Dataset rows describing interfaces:
* * *

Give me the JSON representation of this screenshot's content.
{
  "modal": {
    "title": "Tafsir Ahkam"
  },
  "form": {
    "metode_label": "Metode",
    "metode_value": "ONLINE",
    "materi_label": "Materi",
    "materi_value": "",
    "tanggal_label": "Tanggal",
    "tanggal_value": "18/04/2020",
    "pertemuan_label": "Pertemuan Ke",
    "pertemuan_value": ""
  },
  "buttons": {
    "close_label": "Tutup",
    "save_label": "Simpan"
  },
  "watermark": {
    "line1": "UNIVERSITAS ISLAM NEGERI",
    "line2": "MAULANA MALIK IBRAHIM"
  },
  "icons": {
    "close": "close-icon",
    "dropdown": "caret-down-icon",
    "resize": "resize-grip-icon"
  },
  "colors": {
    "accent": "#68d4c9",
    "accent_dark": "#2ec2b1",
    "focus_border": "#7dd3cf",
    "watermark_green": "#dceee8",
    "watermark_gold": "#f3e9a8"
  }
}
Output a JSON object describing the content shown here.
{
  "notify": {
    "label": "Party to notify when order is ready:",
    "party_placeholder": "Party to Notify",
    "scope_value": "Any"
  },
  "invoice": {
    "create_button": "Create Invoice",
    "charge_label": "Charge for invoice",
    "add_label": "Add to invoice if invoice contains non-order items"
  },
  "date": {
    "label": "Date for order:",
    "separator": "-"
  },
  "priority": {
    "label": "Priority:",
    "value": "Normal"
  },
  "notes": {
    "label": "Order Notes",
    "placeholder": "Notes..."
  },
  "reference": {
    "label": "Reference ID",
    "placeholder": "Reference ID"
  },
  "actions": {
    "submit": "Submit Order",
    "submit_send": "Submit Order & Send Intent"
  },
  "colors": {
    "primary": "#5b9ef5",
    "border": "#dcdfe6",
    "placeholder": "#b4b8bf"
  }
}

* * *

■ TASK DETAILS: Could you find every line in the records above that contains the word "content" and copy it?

■ RESULT:
Give me the JSON representation of this screenshot's content.
Output a JSON object describing the content shown here.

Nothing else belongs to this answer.